Coronary atherosclerosis may cause acute and chronic ischemic syndromes; the former are caused by 'acute plaque events,' mostly thrombosis complicating vulnerable ruptured plaques, namely severe lesions with large core, thin cap, and weak shoulder infiltrated by activated inflammatory cells. Plaque rupture may also occur in nonischemic settings and is not obligatorily complicated by thrombosis. Furthermore, plaque rupture is not the only thrombus substrate in acute ischemic syndromes: Superficial erosion of fibrous plaques is found in 44% of acute thrombi in sudden coronary deaths and in 25% of those in acute myocardial infarctions.

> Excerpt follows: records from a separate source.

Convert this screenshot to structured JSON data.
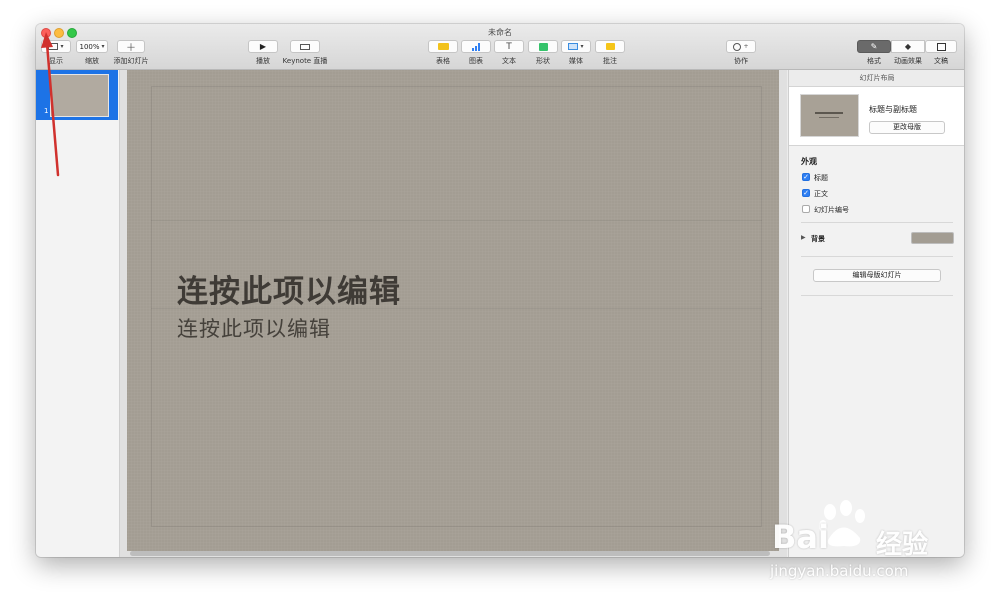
{
  "window": {
    "title": "未命名"
  },
  "toolbar": {
    "view_label": "显示",
    "zoom_value": "100%",
    "zoom_label": "缩放",
    "add_slide_label": "添加幻灯片",
    "play_label": "播放",
    "keynote_live_label": "Keynote 直播",
    "table_label": "表格",
    "chart_label": "图表",
    "text_label": "文本",
    "shape_label": "形状",
    "media_label": "媒体",
    "comment_label": "批注",
    "collaborate_label": "协作",
    "format_label": "格式",
    "animate_label": "动画效果",
    "document_label": "文稿"
  },
  "navigator": {
    "slides": [
      {
        "number": "1"
      }
    ]
  },
  "slide": {
    "title": "连按此项以编辑",
    "subtitle": "连按此项以编辑"
  },
  "inspector": {
    "header": "幻灯片布局",
    "master_name": "标题与副标题",
    "change_master_label": "更改母版",
    "appearance_title": "外观",
    "options": [
      {
        "label": "标题",
        "checked": true
      },
      {
        "label": "正文",
        "checked": true
      },
      {
        "label": "幻灯片编号",
        "checked": false
      }
    ],
    "background_label": "背景",
    "background_color": "#a39d93",
    "edit_master_label": "编辑母版幻灯片"
  },
  "watermark": {
    "brand": "Bai",
    "brand2": "经验",
    "url": "jingyan.baidu.com"
  },
  "colors": {
    "accent": "#1d73e6",
    "annotation_arrow": "#d0312d"
  }
}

Coronary thrombosis appears to be triggered by superficial intimal inflammation in plaque ulceration and by neointimal hyperplasia in plaque erosion. 'Endogenous' and, recently, exogenous factors, particularly infective intracellUlar organisms, have been proposed as major contributors to plaque inflammation, activation, and vulnerability. Possible exogenous triggers are DNA and RNA viruses and intracellular bacteria such as Chlamydia pneumoniae, which has been identified with microbiological, ultrastructural, immunohistochemical, and molecular tools in a consistent proportion of human plaque samples. Chlamydia increases local thrombogenicity and is associated with an atherogenic lipid profile. Systemic indexes of inflammation, such as PCR, SAA, and fibrinogen, are also increased in acute syndromes and common infectious diseases with high morbidity and minimal clinical impact are good candidates; Helicobacter pylori is a major one. Infectious agents could link local and systemic inflammation: White cells infected in its target tissue could circulate into the flow and be captured, on a specific local trigger, into vessel walls thus stimulating local inflammation.
ASJC Scopus subject areas
- Cardiology and Cardiovascular Medicine